If the circumstances regarding the arrest of appellant and the seizure of the challenged evidence established at the trial of the instant case are established on retrial, the evidence would be properly admissible.

Judgment reversed; case remanded for a new trial.

NOTES

[1] "In all criminal prosecutions, the accused shall enjoy the right * * * to have the Assistance of Counsel for his defence." See Gideon v. Wainwright, 372 U.S. 335.

[2] "That in all criminal prosecutions, every man hath a right * * * to be allowed counsel * * *."

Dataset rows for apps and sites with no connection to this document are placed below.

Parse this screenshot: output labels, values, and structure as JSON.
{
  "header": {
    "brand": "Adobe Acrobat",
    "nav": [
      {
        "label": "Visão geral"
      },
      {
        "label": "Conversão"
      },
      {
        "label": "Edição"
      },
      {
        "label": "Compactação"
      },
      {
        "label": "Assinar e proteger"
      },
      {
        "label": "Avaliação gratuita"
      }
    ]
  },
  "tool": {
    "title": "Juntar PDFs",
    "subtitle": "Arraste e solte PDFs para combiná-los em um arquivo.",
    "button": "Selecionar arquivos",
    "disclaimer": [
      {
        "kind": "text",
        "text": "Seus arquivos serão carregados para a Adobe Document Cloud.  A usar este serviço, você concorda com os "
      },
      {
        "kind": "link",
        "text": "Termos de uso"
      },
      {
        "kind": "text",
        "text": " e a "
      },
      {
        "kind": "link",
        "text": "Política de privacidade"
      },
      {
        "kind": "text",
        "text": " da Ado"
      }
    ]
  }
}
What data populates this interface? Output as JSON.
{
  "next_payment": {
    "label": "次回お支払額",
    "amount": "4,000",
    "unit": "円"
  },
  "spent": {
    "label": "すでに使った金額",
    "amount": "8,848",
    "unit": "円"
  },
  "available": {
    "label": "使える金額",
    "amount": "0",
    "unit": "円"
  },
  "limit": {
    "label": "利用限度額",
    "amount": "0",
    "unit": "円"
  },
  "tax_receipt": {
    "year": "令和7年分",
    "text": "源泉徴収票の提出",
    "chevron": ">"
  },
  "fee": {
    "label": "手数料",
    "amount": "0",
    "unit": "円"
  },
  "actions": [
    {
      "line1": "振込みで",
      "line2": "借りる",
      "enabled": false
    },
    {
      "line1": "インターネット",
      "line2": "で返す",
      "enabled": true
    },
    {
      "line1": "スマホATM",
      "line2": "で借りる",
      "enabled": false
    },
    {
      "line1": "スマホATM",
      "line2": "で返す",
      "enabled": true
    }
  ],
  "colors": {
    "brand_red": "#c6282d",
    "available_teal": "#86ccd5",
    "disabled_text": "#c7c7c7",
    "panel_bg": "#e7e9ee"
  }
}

[3] See cases cited in Young, notes 4 and 5, at 387. The provision in Art. 21 of the Declaration of Rights was intended to do away with the common law rules of England which denied representation by counsel. Raymond v. State, 192 Md. 602. Raymond held that failure or refusal to appoint counsel was not a violation of Art. 21 as it "was not aimed to compel the State to provide counsel for the accused," at 607, although in some circumstances such failure or refusal may be a violation of due process of law. But since Gideon v. Wainwright, supra, the VI Amendment guarantee is obligatory upon the states by Amendment XIV, and we are now bound by the interpretation of the Supreme Court as to the right to counsel guaranteed by the Federal Constitution. The holding in Raymond that the State is not compelled to appoint counsel for an accused is no longer controlling.

[4] We note that as to the right of the presence of counsel at a lineup, the Supreme Court in United States v. Wade, 388 U.S. 218, 237, expressly left open the question "whether the presence of substitute counsel might not suffice where notification and presence of the suspect's own counsel would result in prejudicial delay." But the unresolved question would in any event apply only to a lineup, not a trial. The Court noted, note 27 at 237, "Although the right to counsel usually means a right to the suspect's own counsel, provision for substitute counsel may be justified on the ground that substitute counsel's presence may eliminate the hazards which render a lineup a critical stage for the presence of the suspect's own counsel." Such justification is clearly not apposite to the right of a defendant to be heard through his own counsel at trial.

[5] Timely challenge to the introduction of the evidence was not made. There was no pretrial motion to exclude it, Rule 729, and no objection was made at the time the evidence was offered or as soon thereafter as objection to its admissibility became apparent. Rules 522 d 2 and 725 f. But at the close of the State's case, defense counsel, admitting that objection should have been made previously, requested the court to entertain a motion to exclude the evidence admitted and the court did so "even though it is late." Appellant offered no evidence on the issue although given the opportunity to do so. After argument the motion was denied.